Search term "Bluetooth": copy each line of the records that contains it.

BEGIN

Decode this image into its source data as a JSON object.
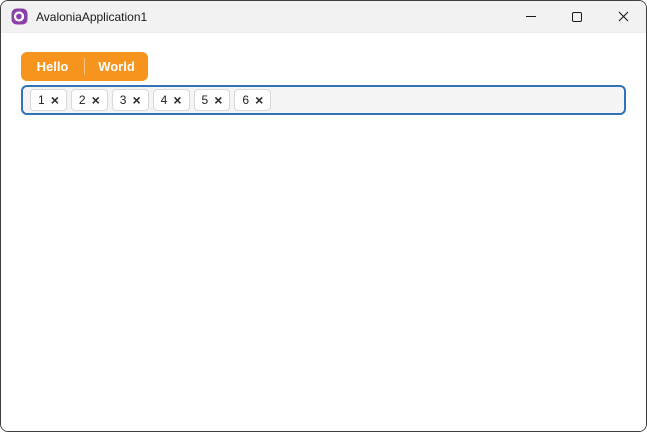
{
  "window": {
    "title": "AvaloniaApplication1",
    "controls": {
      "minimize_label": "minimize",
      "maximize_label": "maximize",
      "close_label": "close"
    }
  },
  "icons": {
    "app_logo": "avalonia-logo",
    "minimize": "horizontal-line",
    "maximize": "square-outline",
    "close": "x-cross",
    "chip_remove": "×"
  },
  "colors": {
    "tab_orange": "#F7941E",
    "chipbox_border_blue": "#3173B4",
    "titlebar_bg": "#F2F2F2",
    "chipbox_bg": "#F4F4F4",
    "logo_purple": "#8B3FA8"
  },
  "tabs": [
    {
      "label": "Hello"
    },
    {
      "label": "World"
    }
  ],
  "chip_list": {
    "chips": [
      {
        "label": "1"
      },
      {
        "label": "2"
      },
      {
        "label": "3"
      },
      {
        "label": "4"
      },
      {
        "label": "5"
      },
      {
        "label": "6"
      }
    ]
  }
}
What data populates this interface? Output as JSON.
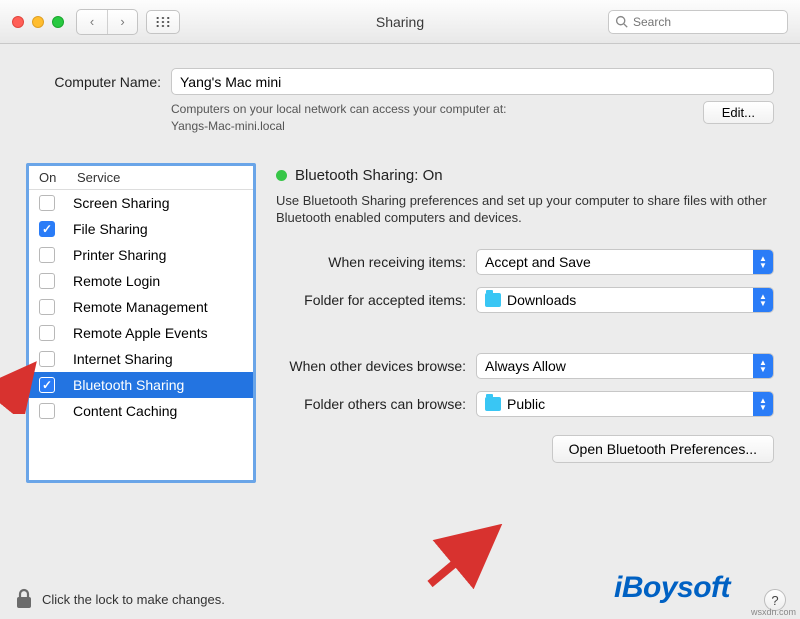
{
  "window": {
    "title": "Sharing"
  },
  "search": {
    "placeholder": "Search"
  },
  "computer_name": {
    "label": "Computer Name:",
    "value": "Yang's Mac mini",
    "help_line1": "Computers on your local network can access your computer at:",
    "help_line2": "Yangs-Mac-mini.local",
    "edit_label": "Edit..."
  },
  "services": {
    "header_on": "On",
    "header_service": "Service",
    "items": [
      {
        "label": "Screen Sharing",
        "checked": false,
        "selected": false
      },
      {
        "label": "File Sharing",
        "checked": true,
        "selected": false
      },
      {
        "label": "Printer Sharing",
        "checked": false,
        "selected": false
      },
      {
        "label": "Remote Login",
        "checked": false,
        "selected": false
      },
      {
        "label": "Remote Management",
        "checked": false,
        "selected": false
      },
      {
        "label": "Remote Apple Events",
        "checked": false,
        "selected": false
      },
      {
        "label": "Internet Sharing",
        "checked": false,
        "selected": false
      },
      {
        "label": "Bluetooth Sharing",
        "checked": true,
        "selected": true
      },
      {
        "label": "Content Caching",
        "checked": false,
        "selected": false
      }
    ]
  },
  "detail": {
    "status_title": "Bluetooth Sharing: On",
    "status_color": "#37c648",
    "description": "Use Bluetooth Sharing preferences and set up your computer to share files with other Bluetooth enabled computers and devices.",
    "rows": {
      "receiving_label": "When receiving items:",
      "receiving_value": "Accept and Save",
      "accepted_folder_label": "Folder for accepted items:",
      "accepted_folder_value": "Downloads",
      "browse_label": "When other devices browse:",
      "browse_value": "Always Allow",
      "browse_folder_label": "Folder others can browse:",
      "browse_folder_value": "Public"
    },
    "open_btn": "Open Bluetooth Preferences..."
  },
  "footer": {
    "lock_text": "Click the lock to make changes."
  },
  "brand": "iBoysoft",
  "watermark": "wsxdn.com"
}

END

* **Output**:
        "label": "Bluetooth Sharing",
    "status_title": "Bluetooth Sharing: On",
    "description": "Use Bluetooth Sharing preferences and set up your computer to share files with other Bluetooth enabled computers and devices.",
    "open_btn": "Open Bluetooth Preferences..."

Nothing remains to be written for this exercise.